I've Always Been Fascinated (And Amused) By The Puffer Fish. And Horrified (And Curious) About The Fact That It's Considered A Delicacy.

I serve this fish knowing that your life is in my hands, so I have to do it with extreme care. The dish is absolutely safe to eat.

As a young child, the question of how it was that the tetrodotoxin-laced puffer fish came to be seen as such a (dangerous) delicacy fascinated me. "How exactly did folks managed to figure out which parts were edible," I wondered, "and which were not?" More pressingly, did they get it right the first time, miraculously? And if not, how (or WHY) did they keep on trying?

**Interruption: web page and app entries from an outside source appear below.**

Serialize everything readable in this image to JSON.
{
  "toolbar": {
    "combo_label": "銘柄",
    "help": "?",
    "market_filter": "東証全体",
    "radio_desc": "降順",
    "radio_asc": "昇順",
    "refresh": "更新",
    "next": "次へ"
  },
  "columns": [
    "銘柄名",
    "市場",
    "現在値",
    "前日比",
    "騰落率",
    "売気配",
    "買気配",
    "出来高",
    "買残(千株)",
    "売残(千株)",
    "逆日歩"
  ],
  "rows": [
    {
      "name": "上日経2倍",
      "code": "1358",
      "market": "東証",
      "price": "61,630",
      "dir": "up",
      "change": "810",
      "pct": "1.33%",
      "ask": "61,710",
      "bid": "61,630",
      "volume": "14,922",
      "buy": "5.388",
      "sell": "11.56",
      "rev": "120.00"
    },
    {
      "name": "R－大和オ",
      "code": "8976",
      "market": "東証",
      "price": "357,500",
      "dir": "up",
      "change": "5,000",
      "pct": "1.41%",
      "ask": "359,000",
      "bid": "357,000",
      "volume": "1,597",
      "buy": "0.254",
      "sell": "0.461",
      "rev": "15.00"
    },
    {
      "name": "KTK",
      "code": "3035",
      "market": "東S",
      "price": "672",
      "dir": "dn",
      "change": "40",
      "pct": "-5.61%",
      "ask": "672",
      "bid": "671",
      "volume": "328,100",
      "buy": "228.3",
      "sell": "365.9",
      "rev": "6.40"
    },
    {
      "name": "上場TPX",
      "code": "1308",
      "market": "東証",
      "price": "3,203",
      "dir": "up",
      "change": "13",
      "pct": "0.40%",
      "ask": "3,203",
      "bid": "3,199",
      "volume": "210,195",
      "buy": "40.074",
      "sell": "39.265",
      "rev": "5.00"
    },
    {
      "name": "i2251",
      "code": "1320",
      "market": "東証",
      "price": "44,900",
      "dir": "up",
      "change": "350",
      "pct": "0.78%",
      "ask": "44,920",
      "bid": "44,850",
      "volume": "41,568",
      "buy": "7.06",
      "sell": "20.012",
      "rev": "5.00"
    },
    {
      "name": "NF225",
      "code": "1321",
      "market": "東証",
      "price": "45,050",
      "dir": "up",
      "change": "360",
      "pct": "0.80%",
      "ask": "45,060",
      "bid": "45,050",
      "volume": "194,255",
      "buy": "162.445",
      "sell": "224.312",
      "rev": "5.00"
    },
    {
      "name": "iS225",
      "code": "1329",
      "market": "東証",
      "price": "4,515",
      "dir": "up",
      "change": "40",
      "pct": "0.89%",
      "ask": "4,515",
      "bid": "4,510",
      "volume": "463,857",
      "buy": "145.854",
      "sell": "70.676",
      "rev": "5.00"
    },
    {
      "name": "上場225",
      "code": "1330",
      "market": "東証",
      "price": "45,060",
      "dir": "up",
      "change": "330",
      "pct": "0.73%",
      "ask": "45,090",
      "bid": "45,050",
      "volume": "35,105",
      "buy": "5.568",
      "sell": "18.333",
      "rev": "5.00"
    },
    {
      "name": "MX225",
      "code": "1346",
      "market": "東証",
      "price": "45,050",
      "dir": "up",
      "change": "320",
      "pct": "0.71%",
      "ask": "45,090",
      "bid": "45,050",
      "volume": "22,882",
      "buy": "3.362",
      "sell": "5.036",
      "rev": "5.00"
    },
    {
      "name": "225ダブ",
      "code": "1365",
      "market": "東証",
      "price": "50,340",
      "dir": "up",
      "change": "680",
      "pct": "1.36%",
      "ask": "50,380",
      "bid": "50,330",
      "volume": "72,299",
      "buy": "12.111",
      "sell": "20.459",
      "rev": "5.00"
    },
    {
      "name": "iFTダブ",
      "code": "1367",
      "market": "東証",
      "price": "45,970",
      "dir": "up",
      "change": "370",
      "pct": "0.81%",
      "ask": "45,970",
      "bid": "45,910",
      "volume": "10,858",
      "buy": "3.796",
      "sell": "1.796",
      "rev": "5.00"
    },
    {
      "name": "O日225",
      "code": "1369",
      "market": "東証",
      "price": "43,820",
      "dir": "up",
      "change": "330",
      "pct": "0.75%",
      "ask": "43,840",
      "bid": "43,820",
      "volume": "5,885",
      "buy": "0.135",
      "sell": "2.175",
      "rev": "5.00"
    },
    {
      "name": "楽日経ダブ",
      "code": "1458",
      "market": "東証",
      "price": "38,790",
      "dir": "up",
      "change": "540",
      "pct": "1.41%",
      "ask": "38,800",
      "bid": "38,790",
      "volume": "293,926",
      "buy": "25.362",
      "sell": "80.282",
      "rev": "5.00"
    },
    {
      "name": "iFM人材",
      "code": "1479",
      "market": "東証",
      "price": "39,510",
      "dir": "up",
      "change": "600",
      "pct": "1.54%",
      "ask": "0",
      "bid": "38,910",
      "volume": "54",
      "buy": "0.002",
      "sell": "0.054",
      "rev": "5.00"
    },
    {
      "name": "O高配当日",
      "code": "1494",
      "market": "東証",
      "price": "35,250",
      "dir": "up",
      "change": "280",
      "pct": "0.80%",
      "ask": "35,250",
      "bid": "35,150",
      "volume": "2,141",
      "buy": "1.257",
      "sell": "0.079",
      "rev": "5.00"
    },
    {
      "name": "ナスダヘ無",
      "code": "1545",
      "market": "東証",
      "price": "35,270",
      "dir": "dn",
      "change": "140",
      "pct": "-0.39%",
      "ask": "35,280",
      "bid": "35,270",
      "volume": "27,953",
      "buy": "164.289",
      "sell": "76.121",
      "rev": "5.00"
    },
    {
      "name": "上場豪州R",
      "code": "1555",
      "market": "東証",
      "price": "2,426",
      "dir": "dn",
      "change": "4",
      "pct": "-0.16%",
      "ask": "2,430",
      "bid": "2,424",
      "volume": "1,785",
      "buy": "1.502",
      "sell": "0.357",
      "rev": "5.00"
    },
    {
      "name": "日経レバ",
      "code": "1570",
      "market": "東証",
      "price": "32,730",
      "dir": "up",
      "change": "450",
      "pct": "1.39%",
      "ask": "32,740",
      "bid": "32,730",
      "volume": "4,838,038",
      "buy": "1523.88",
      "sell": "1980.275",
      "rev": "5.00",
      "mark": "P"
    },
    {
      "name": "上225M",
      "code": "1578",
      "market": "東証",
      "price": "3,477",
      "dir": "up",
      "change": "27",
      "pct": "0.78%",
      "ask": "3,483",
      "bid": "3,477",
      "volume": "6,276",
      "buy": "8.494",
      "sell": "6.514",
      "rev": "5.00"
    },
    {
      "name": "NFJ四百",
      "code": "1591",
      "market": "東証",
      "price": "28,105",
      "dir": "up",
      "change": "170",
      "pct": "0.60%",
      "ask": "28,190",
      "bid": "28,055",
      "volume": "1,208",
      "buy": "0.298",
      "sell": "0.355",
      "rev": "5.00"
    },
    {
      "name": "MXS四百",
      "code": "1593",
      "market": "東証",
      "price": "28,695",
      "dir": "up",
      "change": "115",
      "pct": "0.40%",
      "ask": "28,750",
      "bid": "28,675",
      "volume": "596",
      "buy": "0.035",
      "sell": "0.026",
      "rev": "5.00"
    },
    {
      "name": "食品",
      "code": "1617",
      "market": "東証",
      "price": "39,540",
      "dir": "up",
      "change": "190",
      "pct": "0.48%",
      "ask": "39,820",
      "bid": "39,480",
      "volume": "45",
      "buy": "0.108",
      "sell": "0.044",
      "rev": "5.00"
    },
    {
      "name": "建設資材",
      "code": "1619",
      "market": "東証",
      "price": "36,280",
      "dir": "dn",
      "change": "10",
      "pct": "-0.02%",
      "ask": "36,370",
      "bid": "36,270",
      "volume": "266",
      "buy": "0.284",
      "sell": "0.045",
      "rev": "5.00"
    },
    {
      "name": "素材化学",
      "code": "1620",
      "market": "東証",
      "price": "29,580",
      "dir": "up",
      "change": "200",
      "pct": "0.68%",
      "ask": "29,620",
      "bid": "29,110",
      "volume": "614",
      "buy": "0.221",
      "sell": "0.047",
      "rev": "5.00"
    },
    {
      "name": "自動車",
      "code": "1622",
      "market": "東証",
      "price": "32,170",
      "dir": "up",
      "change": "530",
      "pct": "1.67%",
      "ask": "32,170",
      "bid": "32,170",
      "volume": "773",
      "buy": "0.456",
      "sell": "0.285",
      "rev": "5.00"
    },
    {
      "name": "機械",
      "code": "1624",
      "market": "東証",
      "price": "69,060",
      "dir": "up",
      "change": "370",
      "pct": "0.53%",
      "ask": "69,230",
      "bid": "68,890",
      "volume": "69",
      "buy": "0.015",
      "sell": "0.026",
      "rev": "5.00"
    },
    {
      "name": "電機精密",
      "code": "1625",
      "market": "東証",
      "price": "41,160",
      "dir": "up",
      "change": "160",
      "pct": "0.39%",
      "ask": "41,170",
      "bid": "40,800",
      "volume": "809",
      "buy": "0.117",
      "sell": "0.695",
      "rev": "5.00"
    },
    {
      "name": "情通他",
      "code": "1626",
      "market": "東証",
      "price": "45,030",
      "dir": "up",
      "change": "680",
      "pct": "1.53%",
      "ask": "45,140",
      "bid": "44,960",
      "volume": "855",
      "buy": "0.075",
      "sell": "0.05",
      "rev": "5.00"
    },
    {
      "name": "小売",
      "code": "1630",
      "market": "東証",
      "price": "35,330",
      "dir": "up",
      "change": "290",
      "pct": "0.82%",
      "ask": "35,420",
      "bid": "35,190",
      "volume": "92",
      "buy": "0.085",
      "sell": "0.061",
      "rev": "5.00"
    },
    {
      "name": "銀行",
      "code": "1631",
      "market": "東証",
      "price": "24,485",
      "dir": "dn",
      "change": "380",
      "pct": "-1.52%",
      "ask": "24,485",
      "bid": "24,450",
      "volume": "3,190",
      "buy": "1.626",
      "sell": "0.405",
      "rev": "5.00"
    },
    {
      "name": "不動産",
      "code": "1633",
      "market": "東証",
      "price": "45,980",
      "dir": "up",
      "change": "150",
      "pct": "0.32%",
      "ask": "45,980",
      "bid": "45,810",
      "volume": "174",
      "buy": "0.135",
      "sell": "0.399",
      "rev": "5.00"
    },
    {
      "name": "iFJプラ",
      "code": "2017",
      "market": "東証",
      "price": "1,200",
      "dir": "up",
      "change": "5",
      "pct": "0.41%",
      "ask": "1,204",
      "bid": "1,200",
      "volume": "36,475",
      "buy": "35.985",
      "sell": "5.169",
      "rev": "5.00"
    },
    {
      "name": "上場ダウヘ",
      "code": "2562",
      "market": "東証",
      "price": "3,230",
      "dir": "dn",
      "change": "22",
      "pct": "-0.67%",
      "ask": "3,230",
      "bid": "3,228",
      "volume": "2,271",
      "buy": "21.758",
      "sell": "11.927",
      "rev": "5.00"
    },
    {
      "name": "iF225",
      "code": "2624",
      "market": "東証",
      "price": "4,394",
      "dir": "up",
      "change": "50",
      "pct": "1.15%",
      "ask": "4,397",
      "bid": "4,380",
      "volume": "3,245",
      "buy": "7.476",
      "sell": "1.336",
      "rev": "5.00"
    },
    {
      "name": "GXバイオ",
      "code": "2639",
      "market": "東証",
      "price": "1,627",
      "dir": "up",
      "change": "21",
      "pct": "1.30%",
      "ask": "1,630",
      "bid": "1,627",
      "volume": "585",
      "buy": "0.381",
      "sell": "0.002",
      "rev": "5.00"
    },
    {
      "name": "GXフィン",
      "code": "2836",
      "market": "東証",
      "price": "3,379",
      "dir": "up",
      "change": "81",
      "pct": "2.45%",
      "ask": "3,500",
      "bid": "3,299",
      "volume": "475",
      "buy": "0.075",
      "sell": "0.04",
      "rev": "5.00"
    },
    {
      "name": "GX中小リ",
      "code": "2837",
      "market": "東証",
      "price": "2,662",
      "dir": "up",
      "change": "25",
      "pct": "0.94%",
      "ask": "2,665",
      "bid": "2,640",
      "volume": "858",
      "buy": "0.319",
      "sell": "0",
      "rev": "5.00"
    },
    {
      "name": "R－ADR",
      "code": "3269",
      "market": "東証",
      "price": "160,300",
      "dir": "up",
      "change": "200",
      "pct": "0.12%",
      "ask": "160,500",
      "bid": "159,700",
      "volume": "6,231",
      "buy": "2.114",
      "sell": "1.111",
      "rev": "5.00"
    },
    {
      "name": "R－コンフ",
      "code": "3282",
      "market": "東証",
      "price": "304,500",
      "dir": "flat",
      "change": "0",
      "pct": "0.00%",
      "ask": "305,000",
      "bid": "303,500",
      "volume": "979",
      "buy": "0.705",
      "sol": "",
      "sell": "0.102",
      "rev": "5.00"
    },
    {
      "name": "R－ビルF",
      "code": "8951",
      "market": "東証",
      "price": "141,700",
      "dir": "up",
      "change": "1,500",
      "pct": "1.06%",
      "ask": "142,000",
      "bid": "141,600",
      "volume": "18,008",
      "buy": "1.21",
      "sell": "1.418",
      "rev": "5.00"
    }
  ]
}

I have carried this (morbid) fascination with me from my childhood all the way up to this present day. Which means that this Great Big Story video is still absolutely in my wheelhouse. (Also, it instantly reminded me of Jiro Dreams of Sushi. Which is a fantastic documentary, and currently streaming on NETFLIX INSTANT.)

To eat fugu is to put your life on the line. That's why Japanese chefs must train for years before serving the notoriously poison puffer fish to the public. For more than 45 years, chef Sasaki has served this potentially lethal delicacy to patrons in his Tokyo restaurant. Feeling hungry?
Attribution(s): "Fugu Sashimi," uploaded by Suguri F. and made available under a Creative Common License (CC BY-SA 3.0) via Wikipedia.